"But my favourites, for sure, are old textbooks," she continues, noting she finds it particularly difficult to part with songbooks and typewriting manuals, because of how attractive their covers tend to be. "Most hardcovers nowadays come with a dust jacket, there’s little to no writing on the actual cover...to me, they just don’t make books like this anymore."
Dreaming Tree Paper Company products are available at five retail locations in Winnipeg, including Urban Waves on Osborne Street, the Best of Friends Giftshop at Millennium Library and the Tara Davis Studio Boutique in the Exchange District. Tara Davis, the Winnipeg-born owner of the five-year-old shop at 246 McDermot Ave., met Epp seven years ago, when she was running a crafters’ store in British Columbia.
"I hate to say it but even though my store was in Nelson, all my bestselling stuff was made by friends of mine in Winnipeg," Davis says. "In November 2010, I was in town for an event called This Ain’t Your Grandma’s Craft Sale, at the Park (Theatre), and after meeting Julie there and seeing her stuff for the first time, I started bringing in her journals on a regular basis."
Davis, who stocks between 75 and 100 of Epp’s journals at any given time, says the books appeal to almost everybody who comes through her door, from aunts and uncles looking for a present for nieces and nephews, to new moms and dads in the market for a log to record their baby’s height, weight, etc.
Davis chuckles when the inevitable, this-is-such-a-good-idea-why-didn’t-I-think-of-it-first-query is posed.
"I know, eh? But it’s an effort, for sure.
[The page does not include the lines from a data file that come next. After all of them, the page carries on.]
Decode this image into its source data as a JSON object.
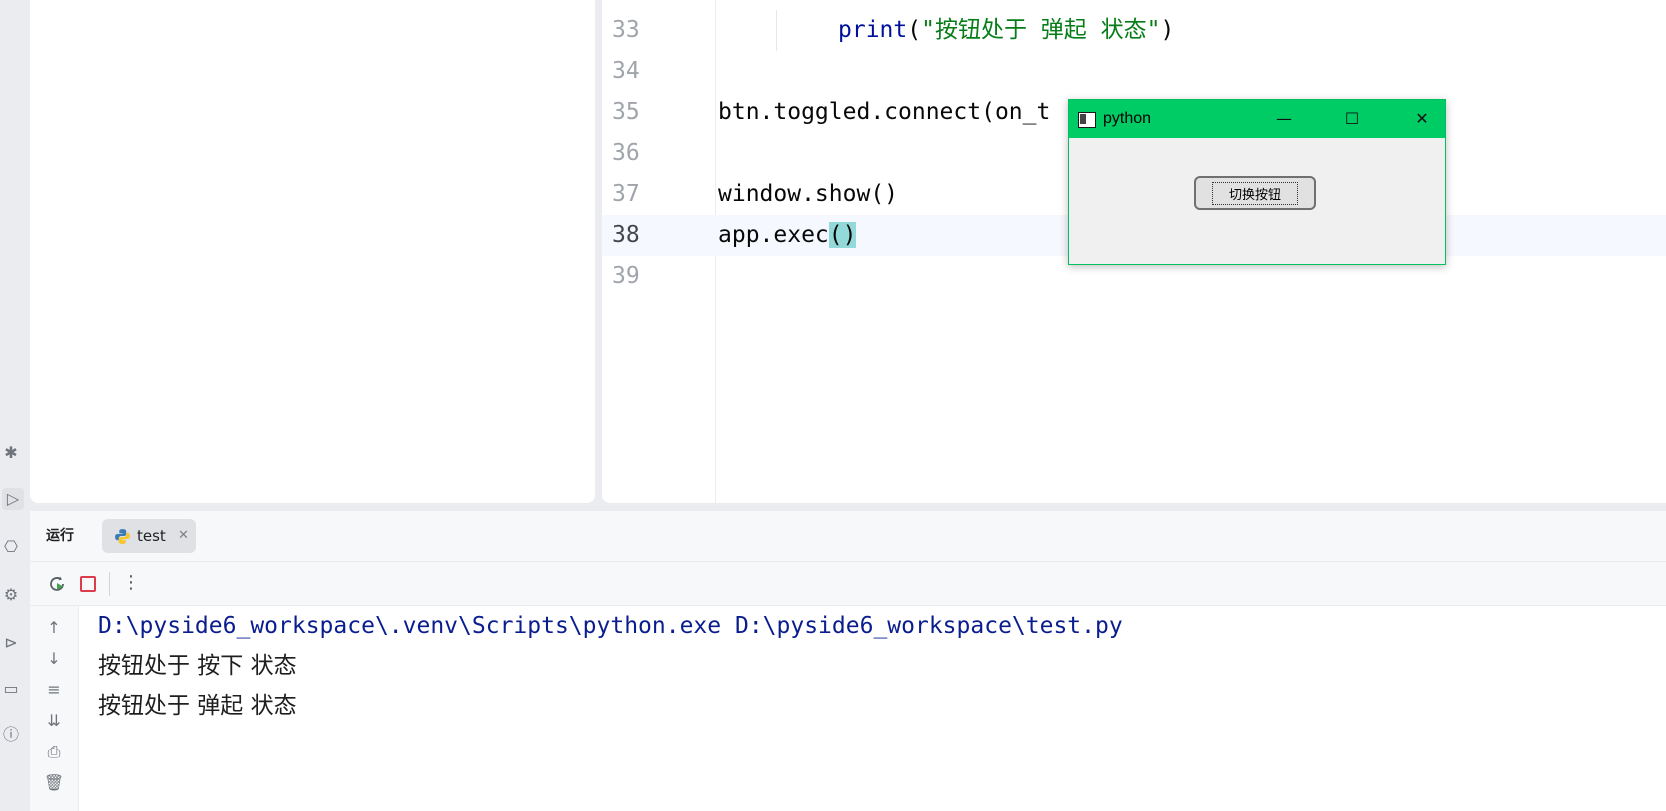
{
  "editor": {
    "lines": [
      {
        "num": "33",
        "fn": "print",
        "open": "(",
        "str": "\"按钮处于 弹起 状态\"",
        "close": ")"
      },
      {
        "num": "34",
        "text": ""
      },
      {
        "num": "35",
        "text": "btn.toggled.connect(on_t"
      },
      {
        "num": "36",
        "text": ""
      },
      {
        "num": "37",
        "text": "window.show()"
      },
      {
        "num": "38",
        "pre": "app.exec",
        "hl": "()"
      },
      {
        "num": "39",
        "text": ""
      }
    ]
  },
  "popup": {
    "title": "python",
    "minimize": "—",
    "maximize": "☐",
    "close": "✕",
    "button_label": "切换按钮"
  },
  "run": {
    "label": "运行",
    "tab_name": "test",
    "tab_close": "✕",
    "more": "⋮",
    "output": [
      "D:\\pyside6_workspace\\.venv\\Scripts\\python.exe D:\\pyside6_workspace\\test.py",
      "按钮处于 按下 状态",
      "按钮处于 弹起 状态"
    ]
  },
  "icons": {
    "left_strip": [
      "debug-icon",
      "run-icon",
      "python-packages-icon",
      "services-icon",
      "run-configurations-icon",
      "terminal-icon",
      "problems-icon"
    ],
    "console_gutter": [
      "scroll-up-icon",
      "scroll-down-icon",
      "soft-wrap-icon",
      "scroll-to-end-icon",
      "print-icon",
      "clear-icon"
    ]
  },
  "colors": {
    "accent_green": "#00cc66",
    "string_green": "#067d17",
    "function_blue": "#00109c",
    "console_path_blue": "#0a1d8f",
    "stop_red": "#db3b4b",
    "paren_highlight": "#93d9d9"
  }
}
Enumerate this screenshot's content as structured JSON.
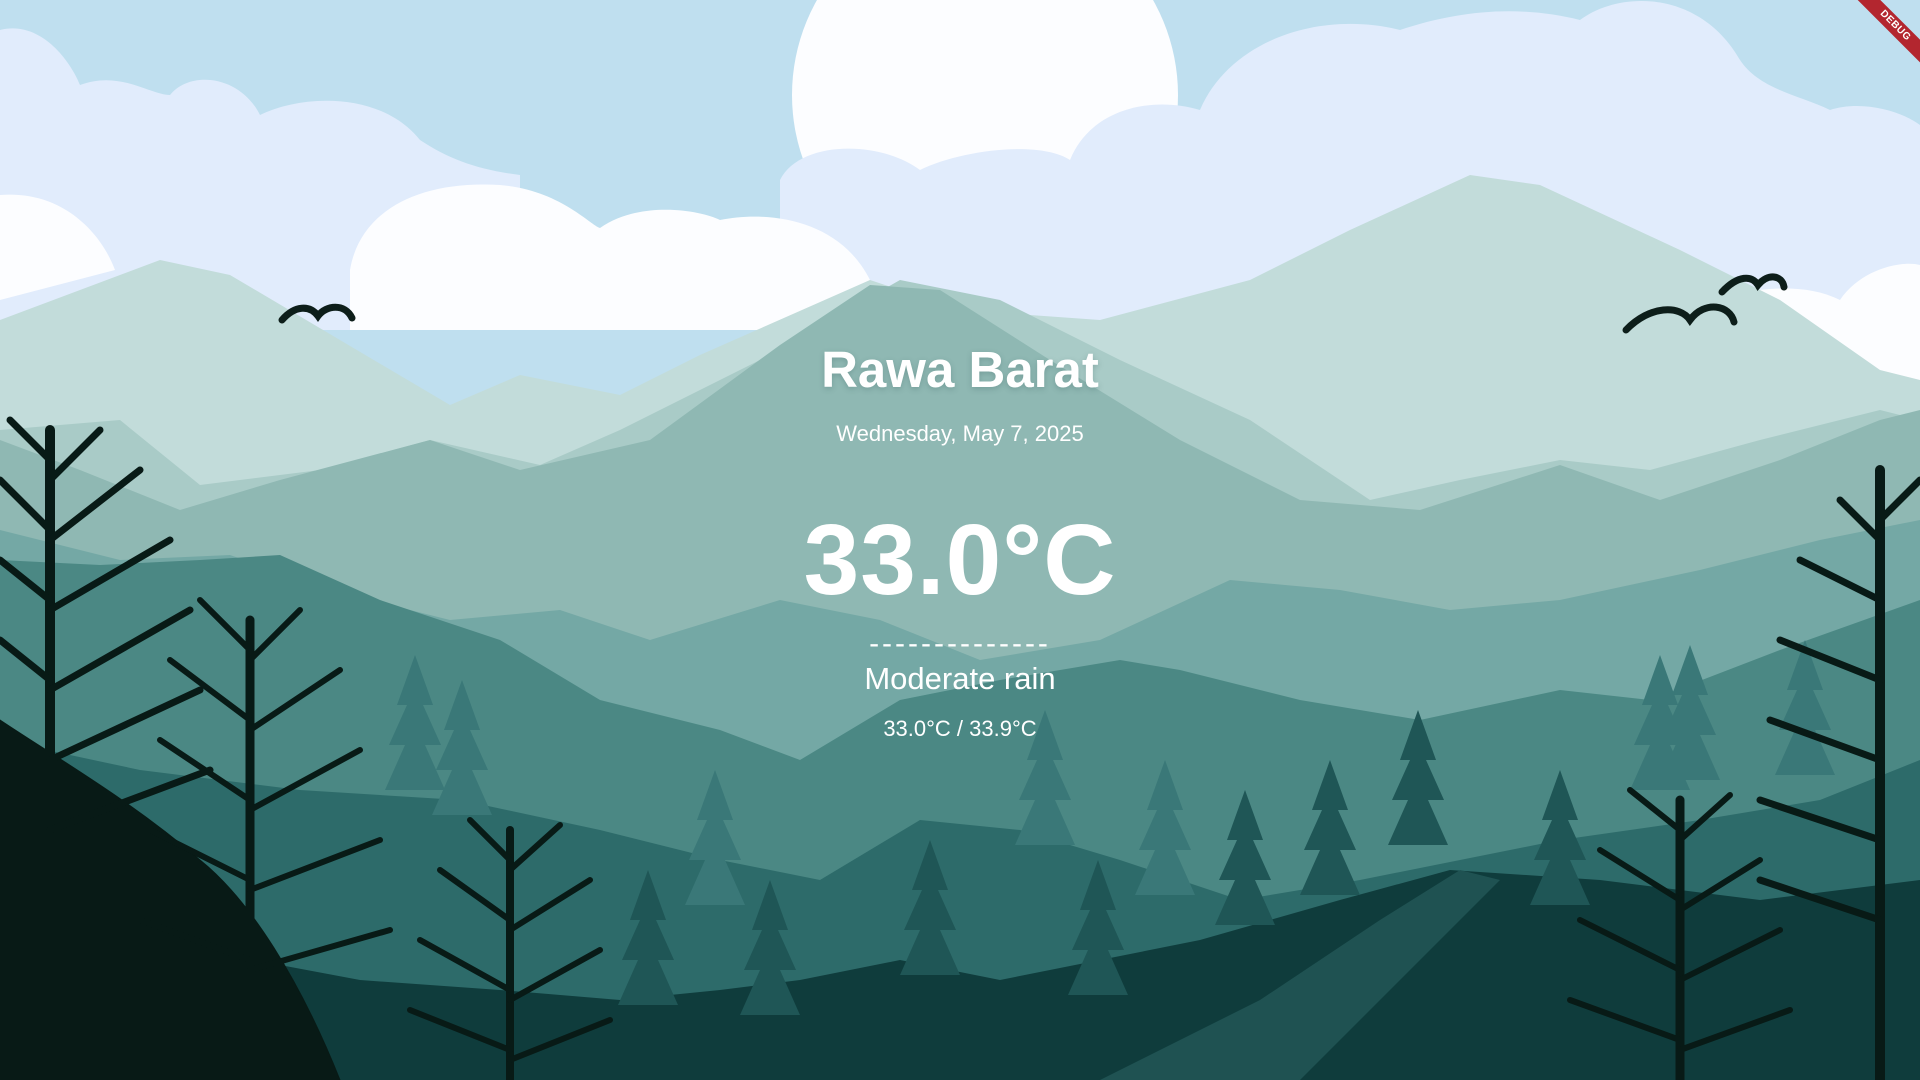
{
  "weather": {
    "city": "Rawa Barat",
    "date": "Wednesday, May 7, 2025",
    "temperature": "33.0°C",
    "divider": "--------------",
    "condition": "Moderate rain",
    "min_max": "33.0°C / 33.9°C"
  },
  "debug_banner": {
    "label": "DEBUG"
  },
  "background": {
    "scene": "mountain-landscape",
    "colors": {
      "sky": "#bfdfef",
      "cloud": "#e1ecfc",
      "sun": "#fcfdff",
      "far_mountains": "#c2dcda",
      "mid_mountains": "#8fb8b3",
      "near_mountains": "#4b8884",
      "foreground": "#0f3c3c",
      "tree_silhouette": "#081a16",
      "banner": "#b3262f"
    }
  }
}
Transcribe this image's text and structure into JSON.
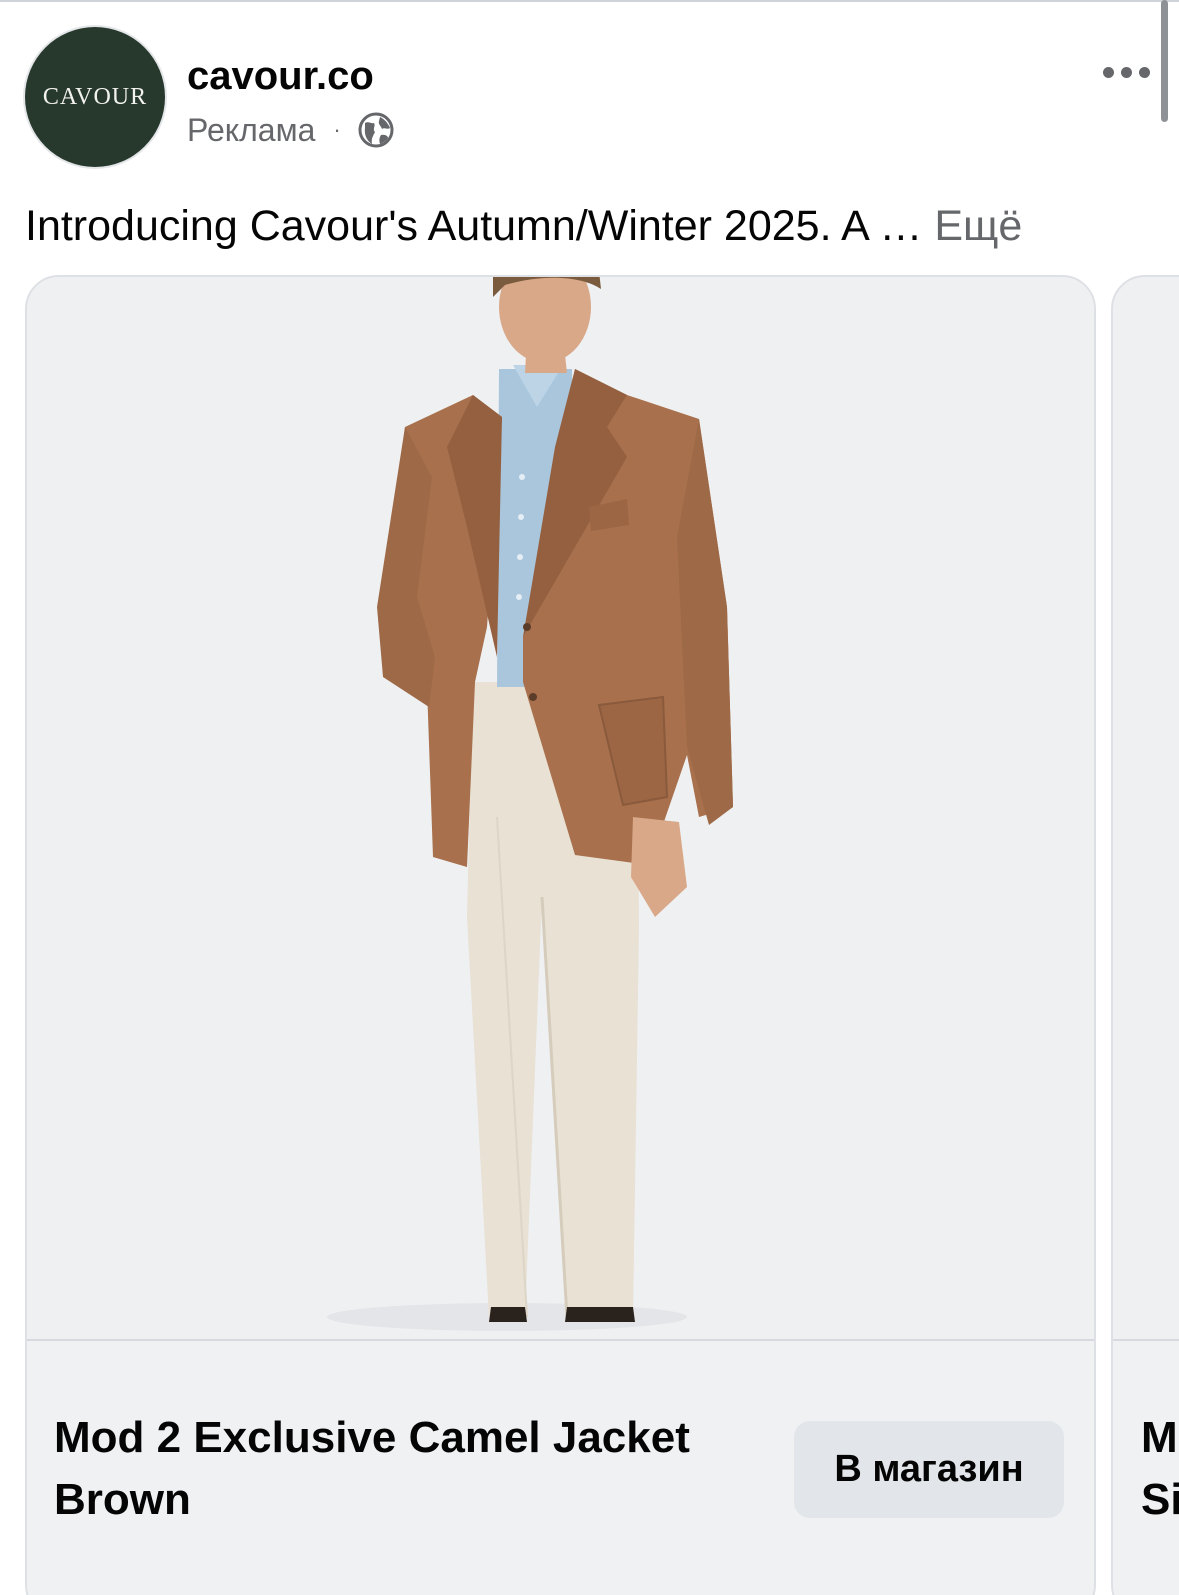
{
  "post": {
    "account_name": "cavour.co",
    "avatar_text": "CAVOUR",
    "sponsored_label": "Реклама",
    "separator": "·",
    "privacy_icon": "globe-icon",
    "more_icon": "more-horizontal-icon",
    "caption": "Introducing Cavour's Autumn/Winter 2025. A … ",
    "caption_more": "Ещё"
  },
  "carousel": {
    "cards": [
      {
        "image_icon": "product-photo-man-in-camel-jacket",
        "title": "Mod 2 Exclusive Camel Jacket Brown",
        "cta": "В магазин"
      },
      {
        "title_partial": "M\nSi"
      }
    ]
  },
  "colors": {
    "avatar_bg": "#27392c",
    "card_bg": "#eff0f2",
    "button_bg": "#e2e5e9",
    "secondary_text": "#65676b",
    "jacket": "#a8704c",
    "shirt": "#aac6dc",
    "trousers": "#e8e1d4"
  }
}
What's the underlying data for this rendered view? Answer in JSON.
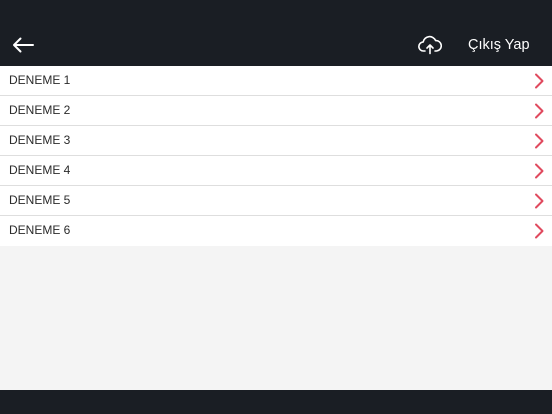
{
  "header": {
    "back_icon": "arrow-left-icon",
    "upload_icon": "cloud-upload-icon",
    "logout_label": "Çıkış Yap",
    "background_color": "#1a1e24"
  },
  "list": {
    "items": [
      {
        "label": "DENEME 1"
      },
      {
        "label": "DENEME 2"
      },
      {
        "label": "DENEME 3"
      },
      {
        "label": "DENEME 4"
      },
      {
        "label": "DENEME 5"
      },
      {
        "label": "DENEME 6"
      }
    ],
    "chevron_icon": "chevron-right-icon",
    "accent_color": "#e04a5f"
  }
}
About five years ago, just before Christmas, I invited Julie down, to make books for people onsite. But after watching her cutting and measuring for hours – not to mention all the work that went into finding the books in the first place – I was like, ‘OK, this is a bit of an effort, for sure.’"
From time to time, Epp accepts custom orders from people looking to preserve a family heirloom — a cherished recipe book that is falling apart, for example — in a unique manner.
"In a way, I’m selling memories, right?" she says, pointing out she’s also made wedding-guest registers for brides and grooms out of books each of them holds dear. "I hear it all the time, when people are looking through my stuff: ‘Oh my God, I remember reading this book,’ they’ll say. The money’s nice but I have to say the journey of watching people go through my books and seeing their eyes light up has been really neat."
On Oct. 29, Epp will be a vendor at Oh! For Craft’s Sake, at the Park Theatre, and in November, she’ll participate in Third + Bird’s 9th annual Christmas market, which will be staged on the lower level of the downtown Bay store. For more information on Dreaming Tree Paper Company, go to www.dreamingtreepaper.com.
Dave Sanderson was born in Regina but please, don’t hold that against him.